Clarke is equally right when he says that Blairism is no answer and that it's inaccurate to suggest that just the Blairites think Labour is on the path to disaster. How could it just be the Blairites when the entire Labour party knows full well that it's doomed, including Alastair Darling and Brown himself? Where he comes unstuck is in that Clarke hasn't offered a single suggestion for what Labour ought to do to get itself of this mess. He's spent the entire piece examining Blairism then comically denies that it has anything to offer or that it's Blairites behind the plotting. It's in the conclusion that he finally gives the game away:
Similarly, there is no Blairite plot, despite rumours and persistent newspaper reports. There is, however, a deep and widely shared concern - which does not derive from ideology - that Labour is destined to disaster if we go on as we are, combined with a determination that we will not permit that to happen.
And just who is it that will not permit that to happen? Why, it couldn't be Clarke himself and that non-existent Blairite plot, could it? Let's be clear here - while it may not be the Blairites themselves that will wield the dagger, it will be they who have the most to gain from it. The rest of the party is already defeated, resigned to losing and being out of power for the years to come. It was Blair that brought the party to where it is today, not Brown, who was too cowardly to force him out sooner, and still they aren't satisfied with the corpse of the party which is left. That want that to be stamped out too. The triangulation of Blairism has led directly to the complete lack of significant difference between all main three political parties, squabbling over an ever decreasing part of the centre-right spectrum, and still the agenda supported by the Blairites and the post-Blairites, if that's what Clarke wants them to instead be referred to is unimpeachable. They've become the new establishment, convinced that they have a divine right to keep governing even while the natural party of government steals their clothes. Winning elections is not the key; serving the people is. All today's politicians have lost sight of that, none more so than Charles Clarke.
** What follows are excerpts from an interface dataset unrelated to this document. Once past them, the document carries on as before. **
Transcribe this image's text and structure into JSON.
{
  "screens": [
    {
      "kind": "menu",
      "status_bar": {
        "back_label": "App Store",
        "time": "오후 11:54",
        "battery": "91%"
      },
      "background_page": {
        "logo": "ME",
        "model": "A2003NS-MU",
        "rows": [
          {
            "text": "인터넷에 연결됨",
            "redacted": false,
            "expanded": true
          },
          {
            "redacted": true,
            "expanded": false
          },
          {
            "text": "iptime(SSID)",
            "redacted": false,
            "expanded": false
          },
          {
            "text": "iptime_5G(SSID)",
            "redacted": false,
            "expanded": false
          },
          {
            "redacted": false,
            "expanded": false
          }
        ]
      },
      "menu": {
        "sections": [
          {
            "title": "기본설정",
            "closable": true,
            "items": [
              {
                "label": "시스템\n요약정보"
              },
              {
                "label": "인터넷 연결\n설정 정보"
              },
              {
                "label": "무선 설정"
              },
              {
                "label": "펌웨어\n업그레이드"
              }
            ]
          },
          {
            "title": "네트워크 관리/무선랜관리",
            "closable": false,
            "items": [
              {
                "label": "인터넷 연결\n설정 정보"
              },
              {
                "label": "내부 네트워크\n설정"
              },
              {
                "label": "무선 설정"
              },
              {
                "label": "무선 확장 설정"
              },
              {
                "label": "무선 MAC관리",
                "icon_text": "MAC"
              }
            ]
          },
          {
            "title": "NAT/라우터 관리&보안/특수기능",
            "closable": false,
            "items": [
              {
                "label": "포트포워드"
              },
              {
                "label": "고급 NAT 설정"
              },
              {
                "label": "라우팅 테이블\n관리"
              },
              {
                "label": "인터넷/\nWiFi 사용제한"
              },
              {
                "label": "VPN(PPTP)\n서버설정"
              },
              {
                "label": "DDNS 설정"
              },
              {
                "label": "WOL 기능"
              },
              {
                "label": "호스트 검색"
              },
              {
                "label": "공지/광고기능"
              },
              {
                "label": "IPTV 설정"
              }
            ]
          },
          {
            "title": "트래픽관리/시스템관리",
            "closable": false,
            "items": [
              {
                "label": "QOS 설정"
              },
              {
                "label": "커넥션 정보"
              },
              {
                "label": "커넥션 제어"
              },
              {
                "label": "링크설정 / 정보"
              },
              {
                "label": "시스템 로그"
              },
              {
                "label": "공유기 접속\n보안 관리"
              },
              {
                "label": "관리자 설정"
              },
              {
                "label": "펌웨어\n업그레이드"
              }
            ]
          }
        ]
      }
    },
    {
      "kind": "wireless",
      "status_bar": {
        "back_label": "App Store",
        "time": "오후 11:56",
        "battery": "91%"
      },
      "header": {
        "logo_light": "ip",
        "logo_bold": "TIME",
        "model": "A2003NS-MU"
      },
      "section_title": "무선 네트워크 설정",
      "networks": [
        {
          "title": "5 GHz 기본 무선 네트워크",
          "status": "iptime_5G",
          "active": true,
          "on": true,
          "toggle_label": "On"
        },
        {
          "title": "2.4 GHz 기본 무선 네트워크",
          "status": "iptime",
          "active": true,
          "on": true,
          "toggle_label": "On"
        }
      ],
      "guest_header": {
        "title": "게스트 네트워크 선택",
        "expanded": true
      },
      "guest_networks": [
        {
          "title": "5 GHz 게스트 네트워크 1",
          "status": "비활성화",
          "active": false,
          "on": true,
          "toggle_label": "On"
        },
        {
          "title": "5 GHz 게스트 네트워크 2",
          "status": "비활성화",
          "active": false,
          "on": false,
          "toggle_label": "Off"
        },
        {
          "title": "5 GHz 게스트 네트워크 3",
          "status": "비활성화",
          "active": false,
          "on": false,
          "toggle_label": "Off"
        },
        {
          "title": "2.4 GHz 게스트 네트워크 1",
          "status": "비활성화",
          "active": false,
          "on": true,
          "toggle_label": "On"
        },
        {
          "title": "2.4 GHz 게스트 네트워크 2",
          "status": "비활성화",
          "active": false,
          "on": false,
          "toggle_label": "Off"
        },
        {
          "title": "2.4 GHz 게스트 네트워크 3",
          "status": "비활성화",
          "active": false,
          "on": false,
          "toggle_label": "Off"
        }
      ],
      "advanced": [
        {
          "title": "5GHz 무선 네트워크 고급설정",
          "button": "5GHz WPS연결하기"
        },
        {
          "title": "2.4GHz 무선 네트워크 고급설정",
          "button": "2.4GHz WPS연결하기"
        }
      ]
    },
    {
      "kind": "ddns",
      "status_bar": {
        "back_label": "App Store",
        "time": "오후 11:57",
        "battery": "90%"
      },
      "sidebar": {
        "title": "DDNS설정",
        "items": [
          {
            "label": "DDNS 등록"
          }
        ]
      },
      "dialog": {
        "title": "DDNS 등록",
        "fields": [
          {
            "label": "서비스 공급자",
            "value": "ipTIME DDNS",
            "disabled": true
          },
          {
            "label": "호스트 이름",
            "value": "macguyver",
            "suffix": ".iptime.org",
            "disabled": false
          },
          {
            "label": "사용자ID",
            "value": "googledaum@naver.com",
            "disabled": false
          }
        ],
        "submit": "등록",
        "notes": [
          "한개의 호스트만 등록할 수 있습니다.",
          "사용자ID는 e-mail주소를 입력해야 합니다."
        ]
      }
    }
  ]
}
Labels: Blairites, Charles Clarke, death of Labour, Gordon Brown, New Statesman, politics